Demo |

The following applet (written by Xiumin Diao) draws the smallest enclosing circle. Click to add points; drag a point to move it.

Frequently Asked Questions |

**Why is there a unique smallest enclosing circle?**
Consider two smallest enclosing circles *C*_{1}
and *C*_{2} of radius *r* and
centers *c*_{1} and *c*_{2}.
Consider the circle *C* centered at
1/2 (*c*_{1} + *c*_{2}) and radius
sqrt(*r*^{2} − *a*^{2}),
where *a* is one-half the distance between
*c*_{1} and *c*_{2}.
*C* encloses all of the points since it contains
*C*_{1} ∩ *C*_{2}.

**Floating point precision.**

**In the formula for the center and radius of a circle
defined by 3 points in the boundary, what happens when a is zero?**
Observe that the formula for *a* is precisely the
formula for computing the ccw of three points.
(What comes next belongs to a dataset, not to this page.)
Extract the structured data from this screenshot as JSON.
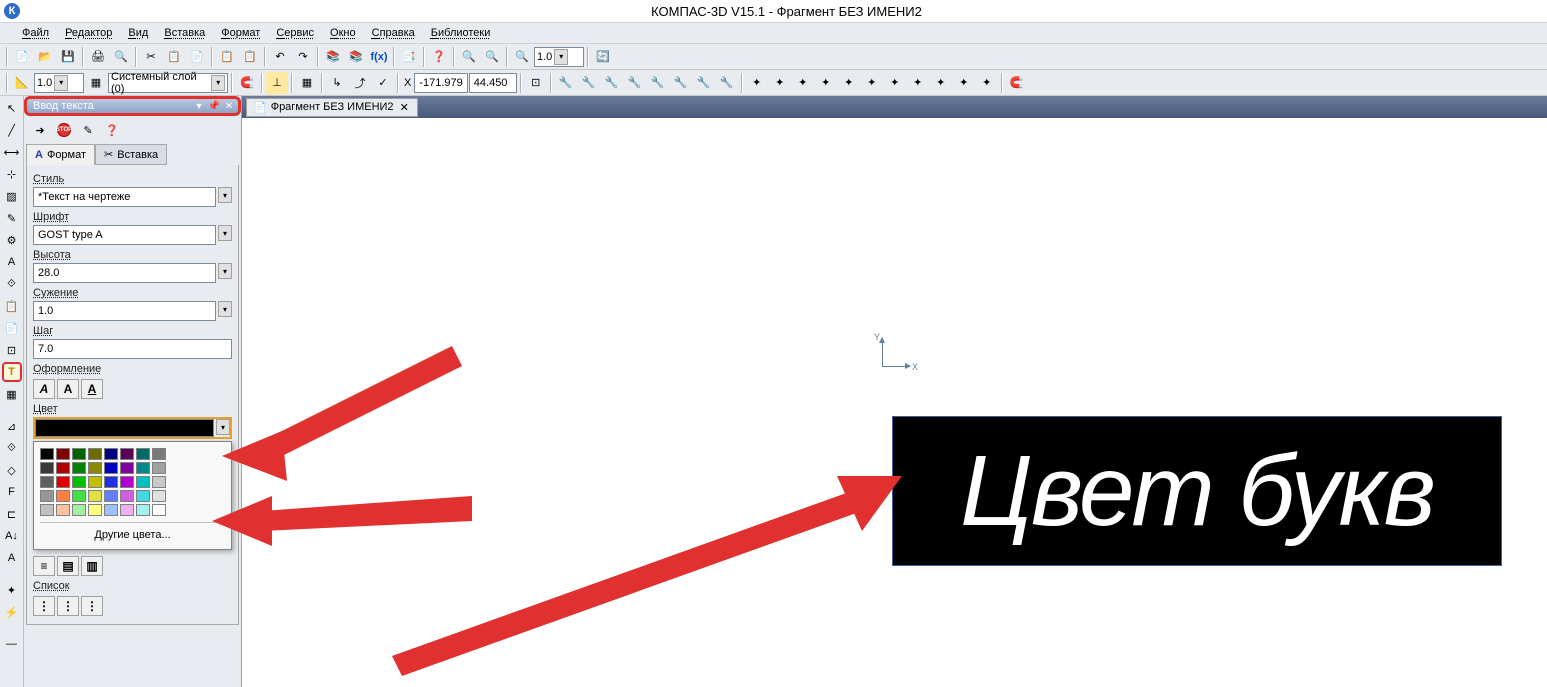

When a is zero,
the three points are collinear, so they cannot be
on the boundary of the same circle (assuming they are distinct).

**What should my program do if the input consists of
one (or zero) points?**
In the first case, output a circle centered at the point of radius 0;
in the second case report that the input has no points.

**What should my program do if a point appears more than
once in the input?**
Handle it correctly.

**Are the two or three boundary points that define
the circle on the convex hull?**
Yes. Feel free to exploit this fact to optimize
your solution.

**What's the worst-case running time?**

**My program results in a stack overflow exception for large N. Is this OK?**
A perfect solution should avoid an excessive stack size, e.g., by converting
the recursive function into a non-recursive one using an explicit stack.

Testing and Submitting |

**Input.**
Here are some
sample input files.
Thanks to Jesse Levinson '05 for the remarkable input file `rs1423.txt`.
To estimate the running time as a function of *N*, you may use the
program
Generator.java.
It takes a command-line argument *N* and outputs a random instance of *N* points.

**Reference solutions.**
Some of the input files have associated .png files that contain
the desired output. You can use these for checking your work.

**Readme.**
Use the
following readme file template and answer all questions.
This includes analyzing the two algorithms both
empirically and analytically.

Possible Progress Steps |

These are purely suggestions for how you might make progress. You do not have to follow these steps.

**Getting started.**Download the directory circle to your system. It contains a number of sample input files.-
**Brute force.**Before writing any code, think carefully about the point and circle data type operations that you will need to support. -
**Faster algorithm.**

Enrichment |

Link to papers.